■ **WHAT IS BEING ASKED**
Copy each line below in which the string "core" occurs.

■ **THE INPUT**

________________

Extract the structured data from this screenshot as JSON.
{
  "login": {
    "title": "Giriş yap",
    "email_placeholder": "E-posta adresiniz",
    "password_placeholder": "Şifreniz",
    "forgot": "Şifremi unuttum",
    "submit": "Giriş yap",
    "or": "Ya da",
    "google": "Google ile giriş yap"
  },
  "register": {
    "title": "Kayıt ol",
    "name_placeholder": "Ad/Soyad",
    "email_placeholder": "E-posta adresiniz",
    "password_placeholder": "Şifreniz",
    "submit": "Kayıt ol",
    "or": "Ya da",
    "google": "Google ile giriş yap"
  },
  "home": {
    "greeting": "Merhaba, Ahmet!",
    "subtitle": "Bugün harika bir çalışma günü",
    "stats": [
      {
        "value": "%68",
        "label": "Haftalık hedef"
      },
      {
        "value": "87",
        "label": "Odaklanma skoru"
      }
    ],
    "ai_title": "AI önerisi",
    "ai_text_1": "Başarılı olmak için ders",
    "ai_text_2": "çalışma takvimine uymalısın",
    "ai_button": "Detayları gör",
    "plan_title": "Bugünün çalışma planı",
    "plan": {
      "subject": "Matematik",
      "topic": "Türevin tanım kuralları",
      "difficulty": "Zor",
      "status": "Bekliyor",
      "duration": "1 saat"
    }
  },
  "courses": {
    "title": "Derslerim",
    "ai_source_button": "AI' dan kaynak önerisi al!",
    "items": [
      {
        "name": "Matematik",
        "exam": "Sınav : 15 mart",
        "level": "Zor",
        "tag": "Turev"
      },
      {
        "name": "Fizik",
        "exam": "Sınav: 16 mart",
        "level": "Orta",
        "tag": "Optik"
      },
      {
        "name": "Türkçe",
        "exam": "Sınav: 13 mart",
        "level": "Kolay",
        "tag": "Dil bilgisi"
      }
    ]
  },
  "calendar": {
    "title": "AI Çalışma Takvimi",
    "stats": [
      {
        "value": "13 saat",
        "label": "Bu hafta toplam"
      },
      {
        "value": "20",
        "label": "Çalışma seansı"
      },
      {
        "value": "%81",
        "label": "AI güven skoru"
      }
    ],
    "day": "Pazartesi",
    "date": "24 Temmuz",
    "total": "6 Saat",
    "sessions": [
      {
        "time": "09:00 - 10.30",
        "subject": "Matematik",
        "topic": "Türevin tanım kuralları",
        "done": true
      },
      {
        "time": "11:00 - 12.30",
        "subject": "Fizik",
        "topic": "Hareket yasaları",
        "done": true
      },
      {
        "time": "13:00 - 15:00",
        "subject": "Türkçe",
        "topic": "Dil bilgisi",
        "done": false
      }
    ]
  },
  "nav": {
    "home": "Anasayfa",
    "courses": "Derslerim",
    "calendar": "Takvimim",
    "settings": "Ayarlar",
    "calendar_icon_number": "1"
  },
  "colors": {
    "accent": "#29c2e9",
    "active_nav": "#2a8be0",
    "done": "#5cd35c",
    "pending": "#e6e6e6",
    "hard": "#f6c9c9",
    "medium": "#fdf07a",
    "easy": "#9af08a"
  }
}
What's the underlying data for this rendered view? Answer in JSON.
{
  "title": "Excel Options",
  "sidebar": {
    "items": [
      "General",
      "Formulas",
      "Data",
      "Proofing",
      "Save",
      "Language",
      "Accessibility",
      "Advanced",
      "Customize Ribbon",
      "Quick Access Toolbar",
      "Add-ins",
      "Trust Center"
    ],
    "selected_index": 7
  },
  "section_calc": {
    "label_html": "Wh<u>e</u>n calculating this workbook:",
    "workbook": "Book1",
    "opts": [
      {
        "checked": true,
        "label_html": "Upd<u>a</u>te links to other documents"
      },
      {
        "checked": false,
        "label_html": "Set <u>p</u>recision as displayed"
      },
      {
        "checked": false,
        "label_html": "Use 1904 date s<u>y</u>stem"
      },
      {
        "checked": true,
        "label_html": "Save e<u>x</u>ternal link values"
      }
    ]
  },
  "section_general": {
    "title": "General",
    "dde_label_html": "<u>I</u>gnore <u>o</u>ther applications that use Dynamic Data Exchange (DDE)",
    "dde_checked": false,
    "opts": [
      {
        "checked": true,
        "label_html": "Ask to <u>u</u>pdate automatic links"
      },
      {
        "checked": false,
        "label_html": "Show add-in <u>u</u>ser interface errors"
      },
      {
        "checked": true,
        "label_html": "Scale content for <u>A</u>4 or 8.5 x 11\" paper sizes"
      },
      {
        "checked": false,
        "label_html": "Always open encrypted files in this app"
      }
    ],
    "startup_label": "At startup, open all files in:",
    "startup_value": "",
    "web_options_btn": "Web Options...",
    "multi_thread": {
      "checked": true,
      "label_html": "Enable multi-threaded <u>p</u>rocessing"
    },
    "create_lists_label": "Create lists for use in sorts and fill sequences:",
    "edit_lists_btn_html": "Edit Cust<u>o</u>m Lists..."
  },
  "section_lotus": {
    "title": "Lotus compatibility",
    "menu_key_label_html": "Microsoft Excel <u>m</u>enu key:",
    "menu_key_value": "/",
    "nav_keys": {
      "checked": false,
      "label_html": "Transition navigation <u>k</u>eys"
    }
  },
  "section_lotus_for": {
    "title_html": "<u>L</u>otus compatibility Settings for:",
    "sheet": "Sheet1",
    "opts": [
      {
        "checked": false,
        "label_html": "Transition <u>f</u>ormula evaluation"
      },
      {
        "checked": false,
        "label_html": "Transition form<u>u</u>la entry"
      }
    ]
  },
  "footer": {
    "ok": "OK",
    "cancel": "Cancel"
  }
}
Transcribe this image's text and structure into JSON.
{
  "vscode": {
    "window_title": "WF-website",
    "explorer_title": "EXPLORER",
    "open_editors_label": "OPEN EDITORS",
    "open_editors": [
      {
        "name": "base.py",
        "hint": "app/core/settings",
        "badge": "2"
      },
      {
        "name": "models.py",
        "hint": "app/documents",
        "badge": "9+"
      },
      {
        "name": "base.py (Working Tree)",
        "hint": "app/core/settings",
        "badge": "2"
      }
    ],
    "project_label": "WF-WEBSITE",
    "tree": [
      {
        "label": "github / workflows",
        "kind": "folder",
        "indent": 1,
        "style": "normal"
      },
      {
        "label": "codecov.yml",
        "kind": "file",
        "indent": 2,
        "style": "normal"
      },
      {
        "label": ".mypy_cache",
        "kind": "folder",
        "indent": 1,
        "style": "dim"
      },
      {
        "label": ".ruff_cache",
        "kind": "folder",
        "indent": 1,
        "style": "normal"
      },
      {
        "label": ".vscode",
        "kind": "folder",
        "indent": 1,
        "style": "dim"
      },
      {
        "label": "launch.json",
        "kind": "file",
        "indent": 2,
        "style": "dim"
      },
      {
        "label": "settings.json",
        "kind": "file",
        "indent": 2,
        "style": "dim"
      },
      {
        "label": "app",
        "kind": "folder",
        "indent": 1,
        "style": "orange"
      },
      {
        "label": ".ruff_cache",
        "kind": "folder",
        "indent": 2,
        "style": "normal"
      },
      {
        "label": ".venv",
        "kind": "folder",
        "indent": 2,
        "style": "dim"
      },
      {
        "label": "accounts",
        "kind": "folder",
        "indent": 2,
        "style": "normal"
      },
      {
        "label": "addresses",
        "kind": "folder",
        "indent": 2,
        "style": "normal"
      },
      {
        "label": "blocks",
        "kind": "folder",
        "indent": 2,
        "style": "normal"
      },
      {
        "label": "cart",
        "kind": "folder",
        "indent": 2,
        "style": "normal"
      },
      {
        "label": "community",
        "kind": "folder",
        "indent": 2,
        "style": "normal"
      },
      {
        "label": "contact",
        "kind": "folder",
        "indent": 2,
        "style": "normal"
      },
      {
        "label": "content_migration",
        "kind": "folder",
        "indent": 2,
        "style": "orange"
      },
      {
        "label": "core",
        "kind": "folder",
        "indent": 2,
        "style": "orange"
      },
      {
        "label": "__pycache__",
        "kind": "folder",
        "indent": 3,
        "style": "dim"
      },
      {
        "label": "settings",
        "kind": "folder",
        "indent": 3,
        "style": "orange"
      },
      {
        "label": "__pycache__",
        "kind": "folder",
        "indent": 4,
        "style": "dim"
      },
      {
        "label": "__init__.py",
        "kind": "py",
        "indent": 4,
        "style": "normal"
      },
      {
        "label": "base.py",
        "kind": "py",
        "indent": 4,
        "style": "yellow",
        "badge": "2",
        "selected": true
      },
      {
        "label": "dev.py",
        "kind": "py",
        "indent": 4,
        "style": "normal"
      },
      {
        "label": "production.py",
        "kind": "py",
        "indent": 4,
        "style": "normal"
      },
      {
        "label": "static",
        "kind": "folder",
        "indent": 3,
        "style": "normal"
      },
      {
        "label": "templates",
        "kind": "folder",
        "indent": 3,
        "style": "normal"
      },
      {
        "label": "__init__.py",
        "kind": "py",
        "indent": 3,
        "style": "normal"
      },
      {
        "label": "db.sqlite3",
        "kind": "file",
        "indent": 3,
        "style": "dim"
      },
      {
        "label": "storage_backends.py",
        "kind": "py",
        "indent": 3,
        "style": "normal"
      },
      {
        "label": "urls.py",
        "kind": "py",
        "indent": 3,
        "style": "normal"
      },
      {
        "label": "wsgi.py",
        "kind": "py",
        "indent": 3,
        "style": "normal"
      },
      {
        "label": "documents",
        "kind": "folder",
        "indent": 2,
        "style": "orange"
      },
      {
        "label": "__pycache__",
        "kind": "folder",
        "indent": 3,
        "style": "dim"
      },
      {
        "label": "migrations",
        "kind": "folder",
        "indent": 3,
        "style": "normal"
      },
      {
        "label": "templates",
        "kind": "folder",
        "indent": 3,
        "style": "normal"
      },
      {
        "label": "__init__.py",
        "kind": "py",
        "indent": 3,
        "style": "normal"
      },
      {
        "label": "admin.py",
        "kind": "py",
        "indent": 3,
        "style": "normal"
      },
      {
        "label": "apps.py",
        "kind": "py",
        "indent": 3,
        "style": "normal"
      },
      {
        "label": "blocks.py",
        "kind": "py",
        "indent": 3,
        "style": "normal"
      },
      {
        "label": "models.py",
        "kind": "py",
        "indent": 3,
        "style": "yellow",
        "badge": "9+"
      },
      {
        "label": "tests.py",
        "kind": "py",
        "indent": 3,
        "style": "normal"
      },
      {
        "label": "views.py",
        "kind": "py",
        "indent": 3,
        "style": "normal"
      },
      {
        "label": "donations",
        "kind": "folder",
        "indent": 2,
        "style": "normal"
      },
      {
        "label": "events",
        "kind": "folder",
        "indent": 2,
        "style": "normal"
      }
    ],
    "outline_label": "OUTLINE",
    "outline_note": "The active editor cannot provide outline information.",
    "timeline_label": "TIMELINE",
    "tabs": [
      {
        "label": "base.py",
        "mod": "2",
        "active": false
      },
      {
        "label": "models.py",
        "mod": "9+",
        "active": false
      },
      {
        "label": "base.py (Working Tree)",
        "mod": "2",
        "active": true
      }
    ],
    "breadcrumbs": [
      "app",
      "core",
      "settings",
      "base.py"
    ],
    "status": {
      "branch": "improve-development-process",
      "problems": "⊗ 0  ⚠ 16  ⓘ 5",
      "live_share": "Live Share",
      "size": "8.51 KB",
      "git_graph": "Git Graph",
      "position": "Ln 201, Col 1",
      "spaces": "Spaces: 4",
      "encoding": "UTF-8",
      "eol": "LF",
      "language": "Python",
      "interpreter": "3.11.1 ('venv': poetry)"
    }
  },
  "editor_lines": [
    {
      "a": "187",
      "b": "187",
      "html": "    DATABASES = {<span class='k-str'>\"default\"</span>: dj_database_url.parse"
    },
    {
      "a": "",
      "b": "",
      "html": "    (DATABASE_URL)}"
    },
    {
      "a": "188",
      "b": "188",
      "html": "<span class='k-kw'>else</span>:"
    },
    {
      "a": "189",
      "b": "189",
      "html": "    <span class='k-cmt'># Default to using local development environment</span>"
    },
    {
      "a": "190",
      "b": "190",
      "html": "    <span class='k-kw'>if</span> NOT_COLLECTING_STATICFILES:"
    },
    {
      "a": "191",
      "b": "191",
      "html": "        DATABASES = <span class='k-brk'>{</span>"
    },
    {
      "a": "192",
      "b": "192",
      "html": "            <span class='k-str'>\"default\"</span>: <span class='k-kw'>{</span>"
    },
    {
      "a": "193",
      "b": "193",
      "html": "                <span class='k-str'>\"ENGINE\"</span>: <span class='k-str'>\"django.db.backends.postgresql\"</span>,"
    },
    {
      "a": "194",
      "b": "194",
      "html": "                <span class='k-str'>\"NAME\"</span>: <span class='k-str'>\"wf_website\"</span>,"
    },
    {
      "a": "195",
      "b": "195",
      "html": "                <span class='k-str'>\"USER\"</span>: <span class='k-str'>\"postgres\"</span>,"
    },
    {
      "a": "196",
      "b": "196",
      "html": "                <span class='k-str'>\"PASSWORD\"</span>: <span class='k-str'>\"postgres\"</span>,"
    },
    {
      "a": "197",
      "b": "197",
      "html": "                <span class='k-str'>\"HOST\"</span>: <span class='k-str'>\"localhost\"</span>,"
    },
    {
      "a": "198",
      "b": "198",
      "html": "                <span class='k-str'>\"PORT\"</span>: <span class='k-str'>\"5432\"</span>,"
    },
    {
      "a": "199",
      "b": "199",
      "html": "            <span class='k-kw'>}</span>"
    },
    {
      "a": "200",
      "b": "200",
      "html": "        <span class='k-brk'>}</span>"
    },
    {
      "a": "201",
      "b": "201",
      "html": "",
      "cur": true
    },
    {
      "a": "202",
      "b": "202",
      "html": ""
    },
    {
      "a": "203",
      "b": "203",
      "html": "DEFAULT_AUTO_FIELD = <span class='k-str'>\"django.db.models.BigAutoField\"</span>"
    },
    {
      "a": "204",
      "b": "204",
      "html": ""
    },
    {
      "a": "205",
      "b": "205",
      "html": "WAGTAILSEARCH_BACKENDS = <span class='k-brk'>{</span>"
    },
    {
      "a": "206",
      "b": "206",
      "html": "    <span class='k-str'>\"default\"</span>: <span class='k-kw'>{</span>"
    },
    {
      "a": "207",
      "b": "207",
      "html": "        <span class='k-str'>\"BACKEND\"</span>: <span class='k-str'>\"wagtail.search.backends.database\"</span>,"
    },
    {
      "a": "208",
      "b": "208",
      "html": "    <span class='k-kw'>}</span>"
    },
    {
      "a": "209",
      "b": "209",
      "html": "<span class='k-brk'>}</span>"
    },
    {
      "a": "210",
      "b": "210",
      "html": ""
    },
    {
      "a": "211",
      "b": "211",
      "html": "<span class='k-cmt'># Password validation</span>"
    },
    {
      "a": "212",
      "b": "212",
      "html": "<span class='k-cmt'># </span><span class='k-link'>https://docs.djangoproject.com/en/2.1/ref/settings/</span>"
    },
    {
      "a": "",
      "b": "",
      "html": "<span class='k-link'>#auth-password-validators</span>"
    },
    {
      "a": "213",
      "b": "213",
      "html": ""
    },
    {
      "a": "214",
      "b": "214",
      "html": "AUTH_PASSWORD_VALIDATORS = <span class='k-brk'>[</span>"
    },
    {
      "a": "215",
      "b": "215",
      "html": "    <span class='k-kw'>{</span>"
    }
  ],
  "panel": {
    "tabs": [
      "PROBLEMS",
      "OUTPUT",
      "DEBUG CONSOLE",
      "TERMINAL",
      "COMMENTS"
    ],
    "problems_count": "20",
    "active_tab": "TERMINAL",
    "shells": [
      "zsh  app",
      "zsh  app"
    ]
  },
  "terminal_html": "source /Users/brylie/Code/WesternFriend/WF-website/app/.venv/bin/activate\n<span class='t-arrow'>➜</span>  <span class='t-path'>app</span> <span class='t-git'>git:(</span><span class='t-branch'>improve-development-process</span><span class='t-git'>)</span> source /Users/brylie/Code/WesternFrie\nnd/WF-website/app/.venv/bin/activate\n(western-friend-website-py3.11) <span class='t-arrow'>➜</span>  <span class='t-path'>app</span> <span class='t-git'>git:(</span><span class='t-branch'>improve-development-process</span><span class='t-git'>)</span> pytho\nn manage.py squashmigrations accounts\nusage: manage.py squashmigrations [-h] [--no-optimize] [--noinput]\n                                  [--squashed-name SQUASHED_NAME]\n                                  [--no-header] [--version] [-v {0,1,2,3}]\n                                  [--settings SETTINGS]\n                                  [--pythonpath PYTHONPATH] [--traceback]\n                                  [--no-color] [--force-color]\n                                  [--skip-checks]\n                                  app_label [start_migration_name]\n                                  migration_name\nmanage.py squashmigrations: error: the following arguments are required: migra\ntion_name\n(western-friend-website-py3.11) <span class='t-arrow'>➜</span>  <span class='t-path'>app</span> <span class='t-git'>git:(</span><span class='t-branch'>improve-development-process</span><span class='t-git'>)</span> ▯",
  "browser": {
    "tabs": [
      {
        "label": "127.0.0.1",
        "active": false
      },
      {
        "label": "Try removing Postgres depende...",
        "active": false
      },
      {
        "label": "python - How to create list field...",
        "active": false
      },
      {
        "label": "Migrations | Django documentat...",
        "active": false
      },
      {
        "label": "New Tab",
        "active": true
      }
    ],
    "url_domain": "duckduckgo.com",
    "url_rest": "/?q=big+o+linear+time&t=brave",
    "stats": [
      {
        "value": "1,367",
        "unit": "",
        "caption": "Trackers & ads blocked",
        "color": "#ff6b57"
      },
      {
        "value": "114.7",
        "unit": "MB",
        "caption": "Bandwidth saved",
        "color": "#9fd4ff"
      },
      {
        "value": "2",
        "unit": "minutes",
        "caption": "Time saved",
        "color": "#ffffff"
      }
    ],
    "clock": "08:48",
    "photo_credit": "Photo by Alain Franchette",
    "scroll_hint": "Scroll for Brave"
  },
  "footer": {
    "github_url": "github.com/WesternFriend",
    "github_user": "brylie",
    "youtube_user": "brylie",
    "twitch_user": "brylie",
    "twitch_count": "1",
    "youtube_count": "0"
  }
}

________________

■ **RESPONSE BOX**
        "hint": "app/core/settings",
        "hint": "app/core/settings",
        "label": "core",
      "core",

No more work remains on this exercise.